Element data from apps and pages
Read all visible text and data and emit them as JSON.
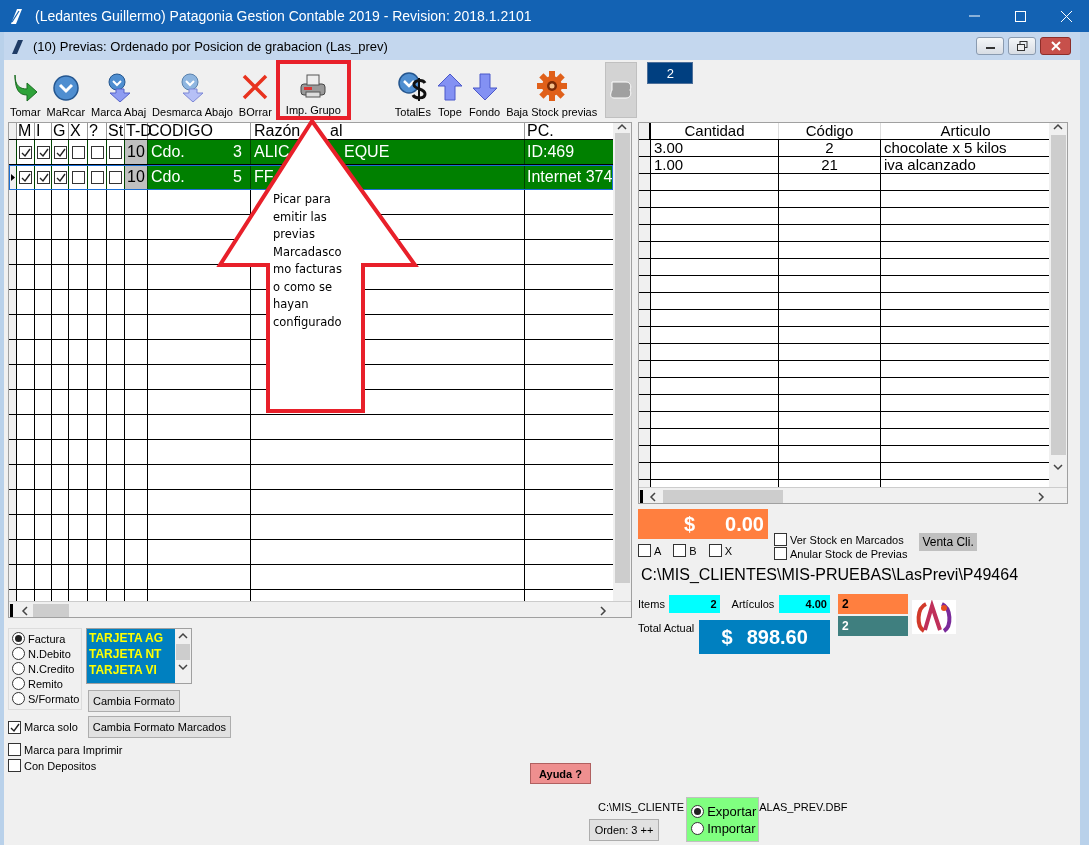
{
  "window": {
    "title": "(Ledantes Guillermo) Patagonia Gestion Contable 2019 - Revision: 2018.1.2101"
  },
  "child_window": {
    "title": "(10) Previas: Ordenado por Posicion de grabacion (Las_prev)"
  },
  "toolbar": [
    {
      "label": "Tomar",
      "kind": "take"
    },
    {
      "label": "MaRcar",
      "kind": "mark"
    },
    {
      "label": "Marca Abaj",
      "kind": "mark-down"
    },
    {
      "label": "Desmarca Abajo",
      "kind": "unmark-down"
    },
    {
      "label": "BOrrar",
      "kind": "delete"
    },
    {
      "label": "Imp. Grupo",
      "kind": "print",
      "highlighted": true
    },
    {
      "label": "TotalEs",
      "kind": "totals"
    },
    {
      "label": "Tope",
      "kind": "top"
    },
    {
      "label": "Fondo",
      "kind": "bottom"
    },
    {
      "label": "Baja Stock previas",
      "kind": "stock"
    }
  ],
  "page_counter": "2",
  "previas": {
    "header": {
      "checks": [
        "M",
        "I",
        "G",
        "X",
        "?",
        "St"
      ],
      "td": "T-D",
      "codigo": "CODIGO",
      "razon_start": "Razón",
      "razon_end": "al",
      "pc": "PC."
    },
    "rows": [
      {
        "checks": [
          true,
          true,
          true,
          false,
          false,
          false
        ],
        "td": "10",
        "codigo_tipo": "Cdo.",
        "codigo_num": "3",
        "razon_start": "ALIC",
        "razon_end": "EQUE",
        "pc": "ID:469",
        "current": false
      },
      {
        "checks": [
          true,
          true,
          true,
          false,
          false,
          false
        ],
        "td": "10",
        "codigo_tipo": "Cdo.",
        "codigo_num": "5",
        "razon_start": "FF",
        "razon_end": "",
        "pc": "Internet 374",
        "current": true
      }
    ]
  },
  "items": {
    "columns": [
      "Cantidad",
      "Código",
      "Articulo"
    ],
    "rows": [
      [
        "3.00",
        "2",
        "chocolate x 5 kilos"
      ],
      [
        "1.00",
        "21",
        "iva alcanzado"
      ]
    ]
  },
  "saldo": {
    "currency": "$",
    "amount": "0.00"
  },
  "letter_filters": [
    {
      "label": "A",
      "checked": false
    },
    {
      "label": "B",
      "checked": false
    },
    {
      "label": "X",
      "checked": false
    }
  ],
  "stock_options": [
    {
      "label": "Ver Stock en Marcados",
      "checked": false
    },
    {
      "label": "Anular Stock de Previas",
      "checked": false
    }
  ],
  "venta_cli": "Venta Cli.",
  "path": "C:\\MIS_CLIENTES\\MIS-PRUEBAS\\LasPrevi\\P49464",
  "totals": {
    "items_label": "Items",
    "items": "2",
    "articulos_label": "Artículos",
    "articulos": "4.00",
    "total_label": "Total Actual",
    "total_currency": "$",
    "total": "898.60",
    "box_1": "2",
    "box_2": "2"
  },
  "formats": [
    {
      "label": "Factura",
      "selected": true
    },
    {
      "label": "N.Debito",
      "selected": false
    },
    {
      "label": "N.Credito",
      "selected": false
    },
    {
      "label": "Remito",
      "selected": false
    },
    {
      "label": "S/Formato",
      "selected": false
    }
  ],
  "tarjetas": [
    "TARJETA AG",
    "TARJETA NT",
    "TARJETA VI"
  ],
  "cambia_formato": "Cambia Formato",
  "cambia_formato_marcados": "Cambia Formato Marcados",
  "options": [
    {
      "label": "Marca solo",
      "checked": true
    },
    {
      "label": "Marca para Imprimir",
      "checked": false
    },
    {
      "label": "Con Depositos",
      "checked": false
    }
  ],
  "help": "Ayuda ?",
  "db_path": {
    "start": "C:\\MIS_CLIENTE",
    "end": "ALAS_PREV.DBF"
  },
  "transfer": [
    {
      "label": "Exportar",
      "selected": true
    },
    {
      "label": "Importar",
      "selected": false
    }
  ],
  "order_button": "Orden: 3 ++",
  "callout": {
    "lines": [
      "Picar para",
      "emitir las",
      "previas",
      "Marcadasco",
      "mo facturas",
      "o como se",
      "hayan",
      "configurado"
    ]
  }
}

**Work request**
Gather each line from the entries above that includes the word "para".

**Final answer**
      "label": "Marca para Imprimir",
      "Picar para",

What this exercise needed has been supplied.